>>>
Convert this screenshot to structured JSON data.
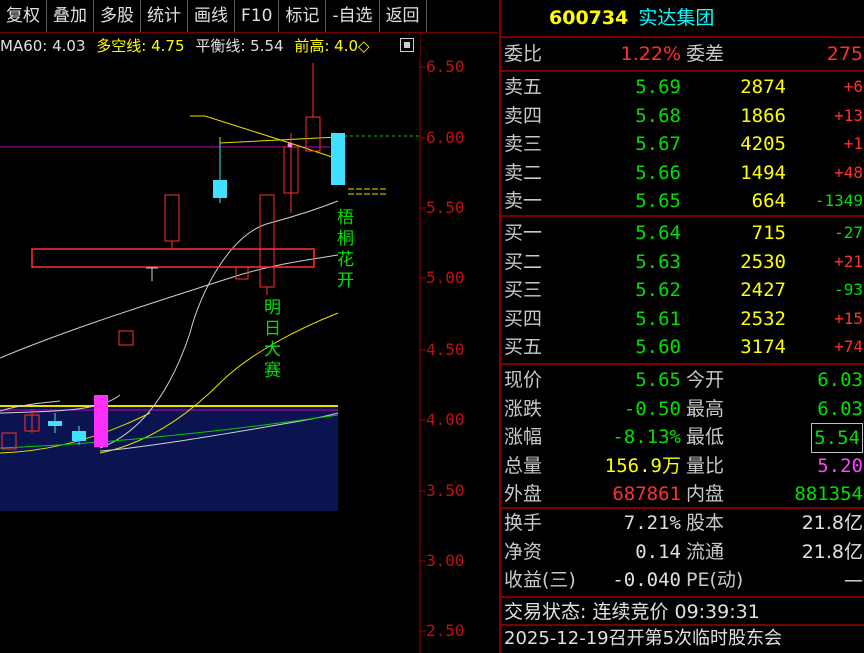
{
  "toolbar": [
    "复权",
    "叠加",
    "多股",
    "统计",
    "画线",
    "F10",
    "标记",
    "-自选",
    "返回"
  ],
  "ma_bar": {
    "ma60": "MA60: 4.03",
    "dkx": "多空线: 4.75",
    "balance": "平衡线: 5.54",
    "prev_high": "前高: 4.0◇"
  },
  "y_axis": [
    "6.50",
    "6.00",
    "5.50",
    "5.00",
    "4.50",
    "4.00",
    "3.50",
    "3.00",
    "2.50"
  ],
  "annotations": {
    "wutong": "梧桐花开",
    "mingri": "明日大赛"
  },
  "stock": {
    "code": "600734",
    "name": "实达集团"
  },
  "weibi": {
    "label": "委比",
    "value": "1.22%",
    "diff_label": "委差",
    "diff_value": "275"
  },
  "asks": [
    {
      "label": "卖五",
      "price": "5.69",
      "vol": "2874",
      "chg": "+6"
    },
    {
      "label": "卖四",
      "price": "5.68",
      "vol": "1866",
      "chg": "+13"
    },
    {
      "label": "卖三",
      "price": "5.67",
      "vol": "4205",
      "chg": "+1"
    },
    {
      "label": "卖二",
      "price": "5.66",
      "vol": "1494",
      "chg": "+48"
    },
    {
      "label": "卖一",
      "price": "5.65",
      "vol": "664",
      "chg": "-1349"
    }
  ],
  "bids": [
    {
      "label": "买一",
      "price": "5.64",
      "vol": "715",
      "chg": "-27"
    },
    {
      "label": "买二",
      "price": "5.63",
      "vol": "2530",
      "chg": "+21"
    },
    {
      "label": "买三",
      "price": "5.62",
      "vol": "2427",
      "chg": "-93"
    },
    {
      "label": "买四",
      "price": "5.61",
      "vol": "2532",
      "chg": "+15"
    },
    {
      "label": "买五",
      "price": "5.60",
      "vol": "3174",
      "chg": "+74"
    }
  ],
  "quote": [
    {
      "l1": "现价",
      "v1": "5.65",
      "l2": "今开",
      "v2": "6.03"
    },
    {
      "l1": "涨跌",
      "v1": "-0.50",
      "l2": "最高",
      "v2": "6.03"
    },
    {
      "l1": "涨幅",
      "v1": "-8.13%",
      "l2": "最低",
      "v2": "5.54"
    },
    {
      "l1": "总量",
      "v1": "156.9万",
      "l2": "量比",
      "v2": "5.20"
    },
    {
      "l1": "外盘",
      "v1": "687861",
      "l2": "内盘",
      "v2": "881354"
    }
  ],
  "fund": [
    {
      "l1": "换手",
      "v1": "7.21%",
      "l2": "股本",
      "v2": "21.8亿"
    },
    {
      "l1": "净资",
      "v1": "0.14",
      "l2": "流通",
      "v2": "21.8亿"
    },
    {
      "l1": "收益(三)",
      "v1": "-0.040",
      "l2": "PE(动)",
      "v2": "—"
    }
  ],
  "status": "交易状态: 连续竞价 09:39:31",
  "notice": "2025-12-19召开第5次临时股东会",
  "colors": {
    "up": "#ff3030",
    "down": "#00e000",
    "border": "#7a0000"
  }
}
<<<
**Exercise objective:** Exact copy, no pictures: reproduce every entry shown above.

**Problem solution:**
Convert this screenshot to structured JSON data.
{
  "toolbar": [
    "复权",
    "叠加",
    "多股",
    "统计",
    "画线",
    "F10",
    "标记",
    "-自选",
    "返回"
  ],
  "ma_bar": {
    "ma60": "MA60: 4.03",
    "dkx": "多空线: 4.75",
    "balance": "平衡线: 5.54",
    "prev_high": "前高: 4.0◇"
  },
  "y_axis": [
    "6.50",
    "6.00",
    "5.50",
    "5.00",
    "4.50",
    "4.00",
    "3.50",
    "3.00",
    "2.50"
  ],
  "annotations": {
    "wutong": "梧桐花开",
    "mingri": "明日大赛"
  },
  "stock": {
    "code": "600734",
    "name": "实达集团"
  },
  "weibi": {
    "label": "委比",
    "value": "1.22%",
    "diff_label": "委差",
    "diff_value": "275"
  },
  "asks": [
    {
      "label": "卖五",
      "price": "5.69",
      "vol": "2874",
      "chg": "+6"
    },
    {
      "label": "卖四",
      "price": "5.68",
      "vol": "1866",
      "chg": "+13"
    },
    {
      "label": "卖三",
      "price": "5.67",
      "vol": "4205",
      "chg": "+1"
    },
    {
      "label": "卖二",
      "price": "5.66",
      "vol": "1494",
      "chg": "+48"
    },
    {
      "label": "卖一",
      "price": "5.65",
      "vol": "664",
      "chg": "-1349"
    }
  ],
  "bids": [
    {
      "label": "买一",
      "price": "5.64",
      "vol": "715",
      "chg": "-27"
    },
    {
      "label": "买二",
      "price": "5.63",
      "vol": "2530",
      "chg": "+21"
    },
    {
      "label": "买三",
      "price": "5.62",
      "vol": "2427",
      "chg": "-93"
    },
    {
      "label": "买四",
      "price": "5.61",
      "vol": "2532",
      "chg": "+15"
    },
    {
      "label": "买五",
      "price": "5.60",
      "vol": "3174",
      "chg": "+74"
    }
  ],
  "quote": [
    {
      "l1": "现价",
      "v1": "5.65",
      "l2": "今开",
      "v2": "6.03"
    },
    {
      "l1": "涨跌",
      "v1": "-0.50",
      "l2": "最高",
      "v2": "6.03"
    },
    {
      "l1": "涨幅",
      "v1": "-8.13%",
      "l2": "最低",
      "v2": "5.54"
    },
    {
      "l1": "总量",
      "v1": "156.9万",
      "l2": "量比",
      "v2": "5.20"
    },
    {
      "l1": "外盘",
      "v1": "687861",
      "l2": "内盘",
      "v2": "881354"
    }
  ],
  "fund": [
    {
      "l1": "换手",
      "v1": "7.21%",
      "l2": "股本",
      "v2": "21.8亿"
    },
    {
      "l1": "净资",
      "v1": "0.14",
      "l2": "流通",
      "v2": "21.8亿"
    },
    {
      "l1": "收益(三)",
      "v1": "-0.040",
      "l2": "PE(动)",
      "v2": "—"
    }
  ],
  "status": "交易状态: 连续竞价 09:39:31",
  "notice": "2025-12-19召开第5次临时股东会",
  "colors": {
    "up": "#ff3030",
    "down": "#00e000",
    "border": "#7a0000"
  }
}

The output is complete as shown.